by Amyn Amlani, PhD
In Part 1 of this series, the reader was introduced to the theory, Diffusion of Innovations (DOI; Rogers, 1962). DOI attempts to explain (i) how an idea or product or service gains momentum and diffuses (i.e., spreads) through a specific population or social system, and (ii) how categories of people (i.e., Innovators, Early Adopters, Early Majority, Late Majority, and Laggards) increasingly embrace new innovation(s) as part of their social system.
In Part 2 below, the reader is provided with information on Diffusion Chasm, and how this potential pitfall should be avoided by businesses.
In the DOI model, adoption is a continuous process whereby people increasingly embrace an innovation over time, as represented by the bell curve seen in Figure 1. As discussed in Part 1, each grouping of people represents a unique psychographic profile, and it these group differences that companies attempt to target through their marketing efforts. These efforts, in general, are often only moderately successful in generating brand awareness and sales.
Figure 1 below displays the technology adoption life cycle. Note that left-most portion of the distribution curve (i.e., Innovators [2.5%], Early Adopters [13.5%]) represents those individuals in the “early market” segment, while the remaining 84% of the distribution curve (i.e., Early Majority [34%], Late Majority [34%], Laggards [16%]) is labeled as the “mainstream market.”
In 1991, Geoffrey Moore contended that a chasm, or “spacing” (i.e., white-colored gap), exists between the Early Adopters and the Early Majority. According to Moore, this gap results from the two groups have differing psychographic profile with respect to needs, wants, and desires related to technology adoption.
Crossing the Chasm
To improve a product or service being adopted, businesses must lessen the chasm between the early market and mainstream market segments successfully. Failure to do so results in less-than-ideal adoption rates and a loss of potential revenue.
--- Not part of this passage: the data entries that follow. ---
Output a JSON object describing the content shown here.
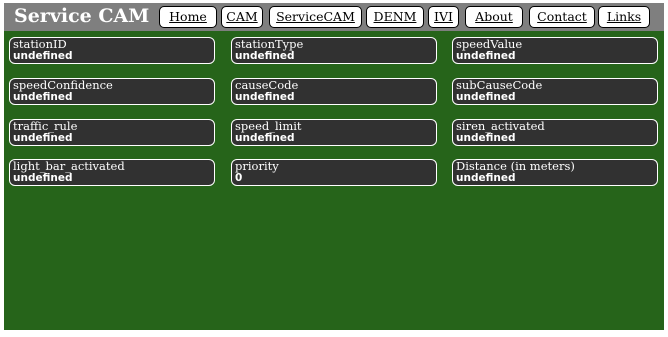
{
  "header": {
    "title": "Service CAM",
    "nav": [
      "Home",
      "CAM",
      "ServiceCAM",
      "DENM",
      "IVI",
      "About",
      "Contact",
      "Links"
    ]
  },
  "fields": [
    {
      "label": "stationID",
      "value": "undefined"
    },
    {
      "label": "stationType",
      "value": "undefined"
    },
    {
      "label": "speedValue",
      "value": "undefined"
    },
    {
      "label": "speedConfidence",
      "value": "undefined"
    },
    {
      "label": "causeCode",
      "value": "undefined"
    },
    {
      "label": "subCauseCode",
      "value": "undefined"
    },
    {
      "label": "traffic_rule",
      "value": "undefined"
    },
    {
      "label": "speed_limit",
      "value": "undefined"
    },
    {
      "label": "siren_activated",
      "value": "undefined"
    },
    {
      "label": "light_bar_activated",
      "value": "undefined"
    },
    {
      "label": "priority",
      "value": "0"
    },
    {
      "label": "Distance (in meters)",
      "value": "undefined"
    }
  ],
  "colors": {
    "background": "#26641a",
    "header": "#7f7f7f",
    "card": "#313131"
  }
}
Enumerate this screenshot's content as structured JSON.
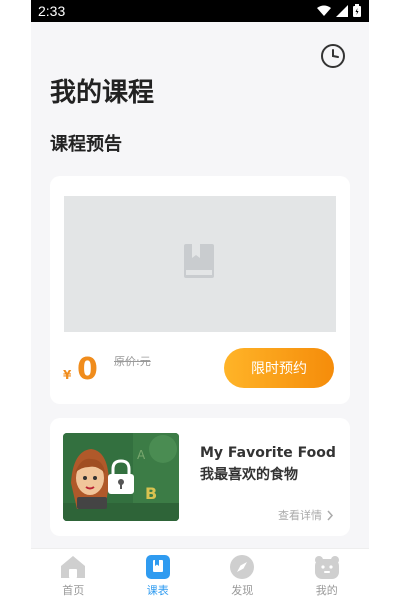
{
  "status": {
    "time": "2:33"
  },
  "page": {
    "title": "我的课程",
    "section_title": "课程预告"
  },
  "preview_card": {
    "price_symbol": "¥",
    "price": "0",
    "original_price": "原价:元",
    "reserve_label": "限时预约"
  },
  "course_card": {
    "title": "My Favorite Food 我最喜欢的食物",
    "detail_label": "查看详情"
  },
  "tabs": [
    {
      "label": "首页",
      "icon": "home-icon"
    },
    {
      "label": "课表",
      "icon": "schedule-icon"
    },
    {
      "label": "发现",
      "icon": "compass-icon"
    },
    {
      "label": "我的",
      "icon": "profile-icon"
    }
  ],
  "colors": {
    "accent_orange": "#f58c0a",
    "active_tab": "#2f9bf0"
  }
}
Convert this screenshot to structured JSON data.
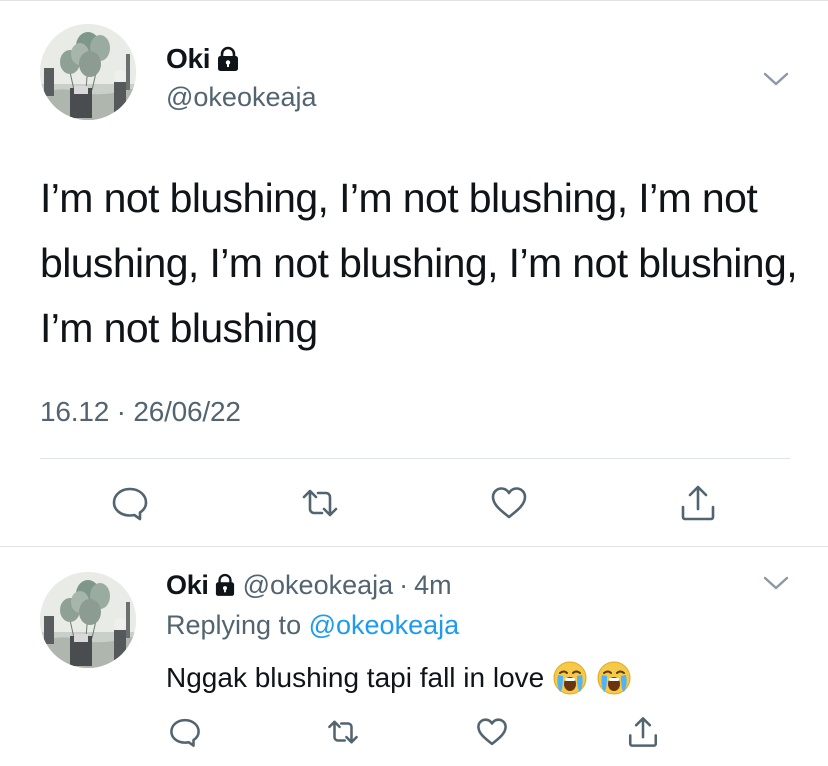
{
  "main_tweet": {
    "author_name": "Oki",
    "author_handle": "@okeokeaja",
    "protected_icon": "lock-icon",
    "text": "I’m not blushing, I’m not blushing, I’m not blushing, I’m not blushing, I’m not blushing, I’m not blushing",
    "timestamp": "16.12 · 26/06/22",
    "actions": [
      "reply-icon",
      "retweet-icon",
      "like-icon",
      "share-icon"
    ]
  },
  "reply_tweet": {
    "author_name": "Oki",
    "author_handle": "@okeokeaja",
    "separator": "·",
    "time_ago": "4m",
    "replying_prefix": "Replying to",
    "replying_to": "@okeokeaja",
    "text": "Nggak blushing tapi fall in love",
    "emojis": [
      "loudly-crying-face",
      "loudly-crying-face"
    ],
    "actions": [
      "reply-icon",
      "retweet-icon",
      "like-icon",
      "share-icon"
    ]
  },
  "colors": {
    "text_primary": "#0f1419",
    "text_secondary": "#536471",
    "link": "#1d9bf0",
    "divider": "#dfe3e6"
  }
}
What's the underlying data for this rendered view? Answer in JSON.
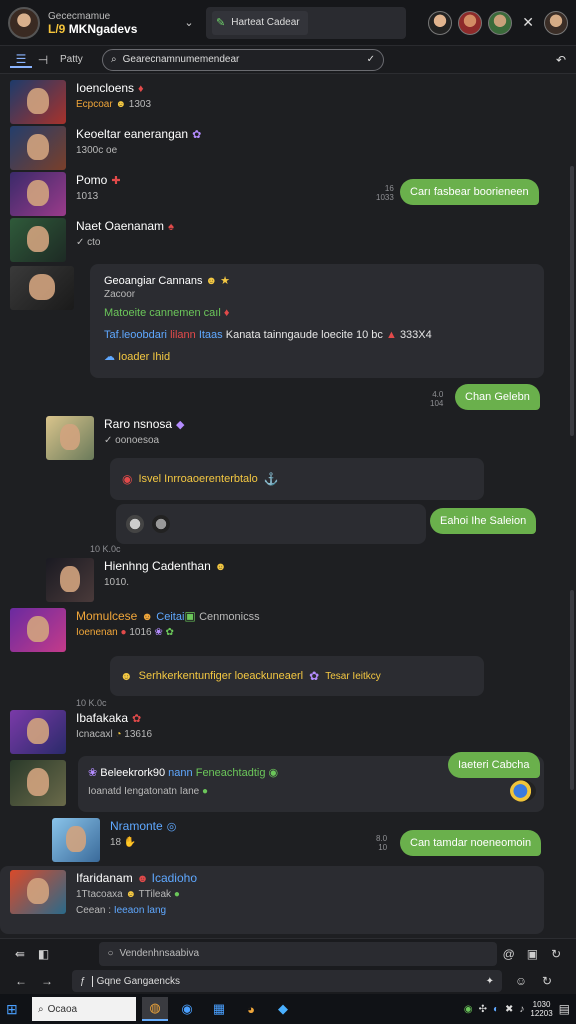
{
  "header": {
    "subtitle": "Gececmamue",
    "title_accent": "L/9",
    "title": "MKNgadevs",
    "search_pill": "Harteat Cadear",
    "close": "✕"
  },
  "toolbar": {
    "tab_label": "Patty",
    "search_value": "Gearecnamnumemendear",
    "check": "✓",
    "right_icon": "↶"
  },
  "feed": {
    "items": [
      {
        "name": "Ioencloens",
        "emo": "♦",
        "sub_a": "Ecpcoar",
        "sub_b": "1303"
      },
      {
        "name": "Keoeltar eanerangan",
        "emo": "✿",
        "sub": "1300c oe"
      },
      {
        "name": "Pomo",
        "emo": "✚",
        "sub": "1013"
      },
      {
        "name": "Naet Oaenanam",
        "emo": "♠",
        "sub": "✓ cto"
      },
      {
        "name": "Raro nsnosa",
        "emo": "◆",
        "sub": "✓ oonoesoa"
      },
      {
        "name": "Hienhng Cadenthan",
        "emo": "☻",
        "sub": "1010."
      },
      {
        "name": "Momulcese",
        "emo": "☻",
        "name_b": "Ceitai",
        "name_c": "Cenmonicss",
        "sub_a": "Ioenenan",
        "sub_b": "1016"
      },
      {
        "name": "Ibafakaka",
        "emo": "✿",
        "sub_a": "Icnacaxl",
        "sub_b": "13616"
      },
      {
        "name": "Nramonte",
        "emo": "◎",
        "sub": "18"
      },
      {
        "name": "Ifaridanam",
        "emo": "☻",
        "name_b": "Icadioho",
        "sub_a": "1Ttacoaxa",
        "sub_b": "TTileak",
        "sub_c": "Ceean",
        "sub_d": "Ieeaon lang"
      }
    ],
    "card1": {
      "title": "Geoangiar Cannans",
      "sub": "Zacoor",
      "line_green": "Matoeite cannemen caıl",
      "line_blue": "Taf.leoobdari",
      "line_red": "lilann",
      "line_b2": "Itaas",
      "line_white": "Kanata tainngaude loecite 10 bc",
      "line_tail": "333X4",
      "line_yellow": "Ioader",
      "line_yellow2": "Ihid"
    },
    "card2": {
      "line": "Isvel Inrroaoerenterbtalo"
    },
    "card3": {
      "text": "Serhkerkentunfiger loeackuneaerl",
      "tail": "Tesar Ieitkcy"
    },
    "card4": {
      "name": "Beleekrork90",
      "name_b": "nann",
      "name_c": "Feneachtadtig",
      "sub": "Ioanatd Iengatonatn",
      "sub_b": "Iane"
    },
    "bubbles": [
      {
        "text": "Carı fasbear boorieneen",
        "stamp1": "16",
        "stamp2": "1033"
      },
      {
        "text": "Chan Gelebn",
        "stamp1": "4.0",
        "stamp2": "104"
      },
      {
        "text": "Eahoi Ihe Saleion"
      },
      {
        "text": "Iaeteri Cabcha"
      },
      {
        "text": "Can tamdar noeneomoin",
        "stamp1": "8.0",
        "stamp2": "10"
      }
    ],
    "times": [
      "10 K.0c",
      "10 K.0c"
    ]
  },
  "footer": {
    "pane_input": "Vendenhnsaabiva",
    "message_input": "Gqne Gangaencks",
    "taskbar_search": "Ocaoa",
    "clock_time": "1030",
    "clock_date": "12203"
  }
}
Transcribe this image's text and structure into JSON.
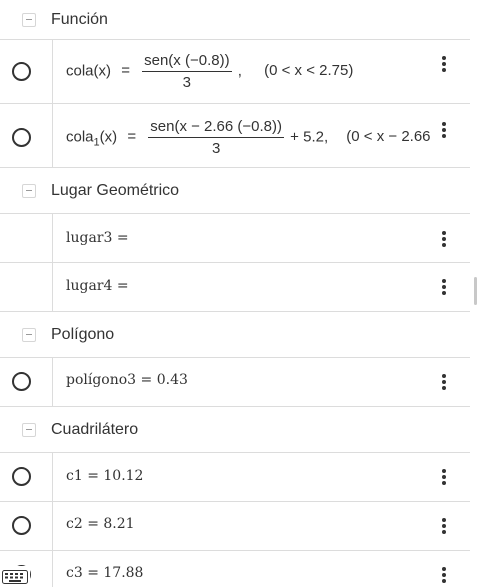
{
  "groups": {
    "funcion": "Función",
    "lugar": "Lugar Geométrico",
    "poligono": "Polígono",
    "cuadrilatero": "Cuadrilátero"
  },
  "rows": {
    "cola": {
      "lhs": "cola(x)",
      "eq": "=",
      "num": "sen(x (−0.8))",
      "den": "3",
      "tail": ",",
      "domain": "(0 < x < 2.75)"
    },
    "cola1": {
      "lhs_name": "cola",
      "lhs_sub": "1",
      "lhs_arg": "(x)",
      "eq": "=",
      "num": "sen(x − 2.66 (−0.8))",
      "den": "3",
      "tail": "+ 5.2,",
      "domain": "(0 < x − 2.66"
    },
    "lugar3": "lugar3 =",
    "lugar4": "lugar4 =",
    "poligono3": "polígono3 = 0.43",
    "c1": "c1 = 10.12",
    "c2": "c2 = 8.21",
    "c3": "c3 = 17.88"
  },
  "icons": {
    "kebab": "more-vertical-icon",
    "collapse": "collapse-minus-icon",
    "radio": "visibility-toggle-icon",
    "keyboard": "keyboard-icon"
  }
}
According to Moore, crossing the chasm requires efforts to be shifted from “sales-driven” to “user-driven.”
Below are marketing considerations to consider when attempting to reach individuals in the early market segment:
- Early Majority segment users are characterized as:
- Accepting of change
- Having disposable income, yet seeking value for their purchase
- Prefer to buy from a category leader
- Process-oriented people
- Risk averse
- Loyal, once you have obtained their support, and
- Function as a “threat of barrier” to competitors entering the market.
- This segment seeks:
- New, proven products to improve productivity
- Products/services that reduce effort/cost
- Seamless integration within their existing life/process/routine
- Failure to integrate is a barrier to purchase intent
- Less likely to adopt without consulting others within this segment
- Marketing across the chasm lends to a “credibility gap”
- Long-term commitment from vendors, and
- A network of support services.
To attract the Early Majority, consider:
- The product or service offering should be easy to use and intuitive
- It must meet their basic needs seamlessly
- An offering with a lesser cognitive load
- No complex procedures that require memory recall
- A habit-forming product enables reduces considerable cognitive load
- If they are habituated, resistance to change increases
- Marketing messages to Early Majority segment must be completely different from those in the “Early Adopters” segment
- The means of adoption will be different, and
- The product should be dependable, of higher quality, and work without error.
In this blog, the reader was introduced to the chasm that exists within the Diffusion of Innovation model. In the next segment of this installment, the concepts from Parts 1 and 2 will be applied to the hearing care space.